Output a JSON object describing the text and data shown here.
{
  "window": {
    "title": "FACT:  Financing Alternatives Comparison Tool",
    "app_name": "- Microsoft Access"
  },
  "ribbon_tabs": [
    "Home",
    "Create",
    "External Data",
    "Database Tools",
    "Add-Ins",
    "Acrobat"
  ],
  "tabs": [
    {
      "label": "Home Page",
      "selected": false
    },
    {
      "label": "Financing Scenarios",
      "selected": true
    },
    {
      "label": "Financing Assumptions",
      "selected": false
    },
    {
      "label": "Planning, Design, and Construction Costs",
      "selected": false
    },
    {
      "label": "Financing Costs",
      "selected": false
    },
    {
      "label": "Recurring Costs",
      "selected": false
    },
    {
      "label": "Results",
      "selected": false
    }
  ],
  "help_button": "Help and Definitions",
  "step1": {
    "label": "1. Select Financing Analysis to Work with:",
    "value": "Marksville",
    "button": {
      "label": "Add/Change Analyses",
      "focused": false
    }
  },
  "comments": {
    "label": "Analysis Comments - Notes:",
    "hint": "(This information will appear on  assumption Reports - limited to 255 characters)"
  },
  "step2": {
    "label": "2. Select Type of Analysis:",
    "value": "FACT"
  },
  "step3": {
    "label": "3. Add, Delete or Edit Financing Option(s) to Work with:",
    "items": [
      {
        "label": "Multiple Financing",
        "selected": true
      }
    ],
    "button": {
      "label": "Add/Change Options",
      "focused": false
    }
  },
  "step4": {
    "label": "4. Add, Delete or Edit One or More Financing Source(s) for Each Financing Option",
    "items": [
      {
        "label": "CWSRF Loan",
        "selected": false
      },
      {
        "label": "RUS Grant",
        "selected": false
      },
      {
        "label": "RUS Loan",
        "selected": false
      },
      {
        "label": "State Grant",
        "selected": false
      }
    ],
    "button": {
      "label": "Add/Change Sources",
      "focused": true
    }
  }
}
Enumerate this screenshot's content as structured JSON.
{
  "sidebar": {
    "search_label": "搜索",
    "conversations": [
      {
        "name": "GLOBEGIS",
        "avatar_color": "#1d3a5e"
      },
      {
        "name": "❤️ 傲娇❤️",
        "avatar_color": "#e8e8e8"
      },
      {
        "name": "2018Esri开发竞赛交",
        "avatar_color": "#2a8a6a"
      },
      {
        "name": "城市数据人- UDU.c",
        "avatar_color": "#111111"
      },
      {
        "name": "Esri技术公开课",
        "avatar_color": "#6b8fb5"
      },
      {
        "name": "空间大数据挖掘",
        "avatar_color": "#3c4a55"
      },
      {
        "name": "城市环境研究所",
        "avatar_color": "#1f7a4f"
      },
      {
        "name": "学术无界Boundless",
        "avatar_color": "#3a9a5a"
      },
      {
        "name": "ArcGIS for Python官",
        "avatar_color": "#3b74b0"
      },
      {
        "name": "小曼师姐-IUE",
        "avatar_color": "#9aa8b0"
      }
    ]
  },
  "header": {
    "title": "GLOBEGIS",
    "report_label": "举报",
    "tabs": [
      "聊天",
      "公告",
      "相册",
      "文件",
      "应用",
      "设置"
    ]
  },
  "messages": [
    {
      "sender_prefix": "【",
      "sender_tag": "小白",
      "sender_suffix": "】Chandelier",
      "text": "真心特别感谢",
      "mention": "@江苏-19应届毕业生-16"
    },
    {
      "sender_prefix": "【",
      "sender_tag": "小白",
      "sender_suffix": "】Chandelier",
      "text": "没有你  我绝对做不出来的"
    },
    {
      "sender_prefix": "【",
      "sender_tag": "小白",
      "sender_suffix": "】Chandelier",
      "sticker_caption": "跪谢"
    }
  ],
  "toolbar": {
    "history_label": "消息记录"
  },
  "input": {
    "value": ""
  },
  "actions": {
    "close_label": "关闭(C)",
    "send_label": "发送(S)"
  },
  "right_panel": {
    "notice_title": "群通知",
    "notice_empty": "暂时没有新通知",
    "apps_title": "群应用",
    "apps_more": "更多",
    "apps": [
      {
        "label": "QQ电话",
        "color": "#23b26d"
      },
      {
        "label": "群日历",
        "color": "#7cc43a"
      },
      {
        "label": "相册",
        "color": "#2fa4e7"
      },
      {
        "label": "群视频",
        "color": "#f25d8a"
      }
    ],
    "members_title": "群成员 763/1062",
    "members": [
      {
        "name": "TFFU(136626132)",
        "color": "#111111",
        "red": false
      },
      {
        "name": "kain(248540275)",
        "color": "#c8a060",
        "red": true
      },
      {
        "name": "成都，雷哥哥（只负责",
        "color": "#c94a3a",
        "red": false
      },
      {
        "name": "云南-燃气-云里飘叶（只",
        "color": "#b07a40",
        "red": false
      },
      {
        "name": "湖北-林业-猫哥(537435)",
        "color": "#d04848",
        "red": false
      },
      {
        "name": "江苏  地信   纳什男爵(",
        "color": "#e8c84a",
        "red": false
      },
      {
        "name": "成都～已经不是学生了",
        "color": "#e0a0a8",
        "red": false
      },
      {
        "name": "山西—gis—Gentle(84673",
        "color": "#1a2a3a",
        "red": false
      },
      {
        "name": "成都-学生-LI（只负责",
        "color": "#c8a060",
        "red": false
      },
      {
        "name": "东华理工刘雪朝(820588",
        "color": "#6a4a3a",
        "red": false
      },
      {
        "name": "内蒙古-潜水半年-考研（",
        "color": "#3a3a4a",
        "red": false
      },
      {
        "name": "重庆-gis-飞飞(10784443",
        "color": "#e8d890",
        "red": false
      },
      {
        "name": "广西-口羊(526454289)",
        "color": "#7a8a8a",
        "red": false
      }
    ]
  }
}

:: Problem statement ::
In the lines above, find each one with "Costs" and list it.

:: Written answer ::
      "label": "Planning, Design, and Construction Costs",
      "label": "Financing Costs",
      "label": "Recurring Costs",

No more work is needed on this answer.